[[ Material for this exercise, beginning ]]

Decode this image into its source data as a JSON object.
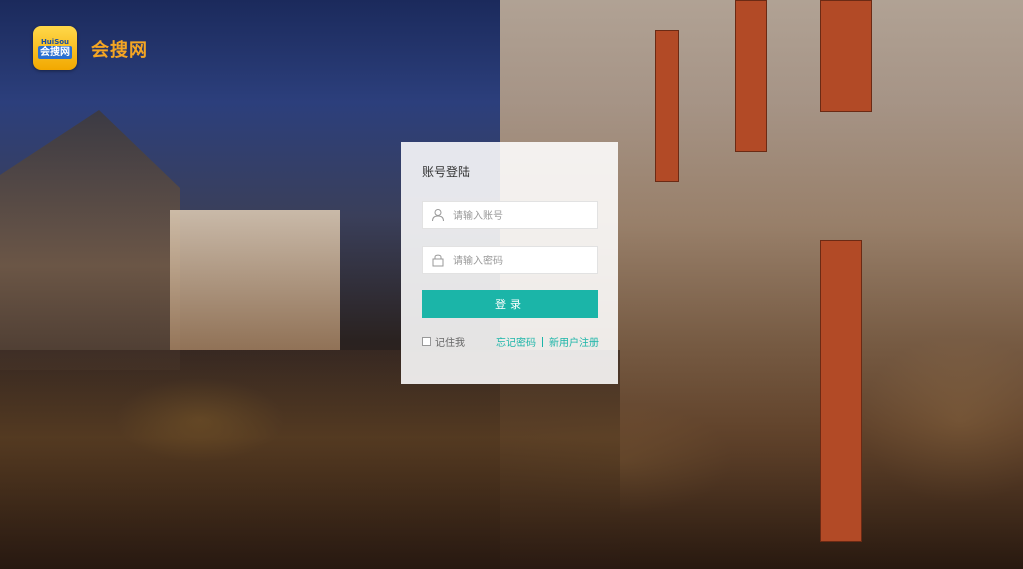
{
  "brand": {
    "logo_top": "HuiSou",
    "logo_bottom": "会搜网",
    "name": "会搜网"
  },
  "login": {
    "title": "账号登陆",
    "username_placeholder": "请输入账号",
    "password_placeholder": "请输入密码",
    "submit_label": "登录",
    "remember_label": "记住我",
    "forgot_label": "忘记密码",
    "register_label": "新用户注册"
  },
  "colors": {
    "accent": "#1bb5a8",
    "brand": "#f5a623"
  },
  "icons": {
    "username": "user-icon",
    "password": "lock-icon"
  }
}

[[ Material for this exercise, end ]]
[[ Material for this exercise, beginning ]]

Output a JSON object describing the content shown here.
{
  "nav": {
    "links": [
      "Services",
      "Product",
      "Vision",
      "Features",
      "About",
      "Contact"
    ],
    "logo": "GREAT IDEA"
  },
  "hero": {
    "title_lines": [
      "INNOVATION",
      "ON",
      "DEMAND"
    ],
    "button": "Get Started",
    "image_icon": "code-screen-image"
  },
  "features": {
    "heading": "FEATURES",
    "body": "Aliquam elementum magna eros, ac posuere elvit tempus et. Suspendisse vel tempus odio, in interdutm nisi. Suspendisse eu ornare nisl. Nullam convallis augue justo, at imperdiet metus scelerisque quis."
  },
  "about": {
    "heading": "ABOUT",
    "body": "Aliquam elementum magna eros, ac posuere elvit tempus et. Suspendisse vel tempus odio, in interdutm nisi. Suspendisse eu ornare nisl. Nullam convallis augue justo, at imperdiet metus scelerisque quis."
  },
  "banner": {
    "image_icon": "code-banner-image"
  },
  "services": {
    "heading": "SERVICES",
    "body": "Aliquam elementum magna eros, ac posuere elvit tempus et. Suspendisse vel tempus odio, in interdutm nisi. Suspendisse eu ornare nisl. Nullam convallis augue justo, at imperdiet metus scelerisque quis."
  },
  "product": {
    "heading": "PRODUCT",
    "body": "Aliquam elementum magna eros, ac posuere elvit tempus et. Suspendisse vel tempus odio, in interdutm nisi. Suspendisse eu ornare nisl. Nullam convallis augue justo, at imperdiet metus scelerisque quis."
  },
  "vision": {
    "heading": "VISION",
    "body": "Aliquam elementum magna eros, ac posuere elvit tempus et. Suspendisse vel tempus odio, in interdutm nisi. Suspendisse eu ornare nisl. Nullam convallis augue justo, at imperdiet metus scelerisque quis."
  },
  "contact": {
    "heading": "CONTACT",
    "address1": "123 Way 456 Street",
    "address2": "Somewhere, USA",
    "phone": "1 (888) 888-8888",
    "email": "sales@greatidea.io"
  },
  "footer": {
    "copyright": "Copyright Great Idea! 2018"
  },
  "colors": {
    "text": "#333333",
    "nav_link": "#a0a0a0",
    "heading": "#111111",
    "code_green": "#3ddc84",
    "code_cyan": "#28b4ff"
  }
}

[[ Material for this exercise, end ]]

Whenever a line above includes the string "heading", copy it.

◆ **Expected answer**
    "heading": "FEATURES",
    "heading": "ABOUT",
    "heading": "SERVICES",
    "heading": "PRODUCT",
    "heading": "VISION",
    "heading": "CONTACT",
    "heading": "#111111",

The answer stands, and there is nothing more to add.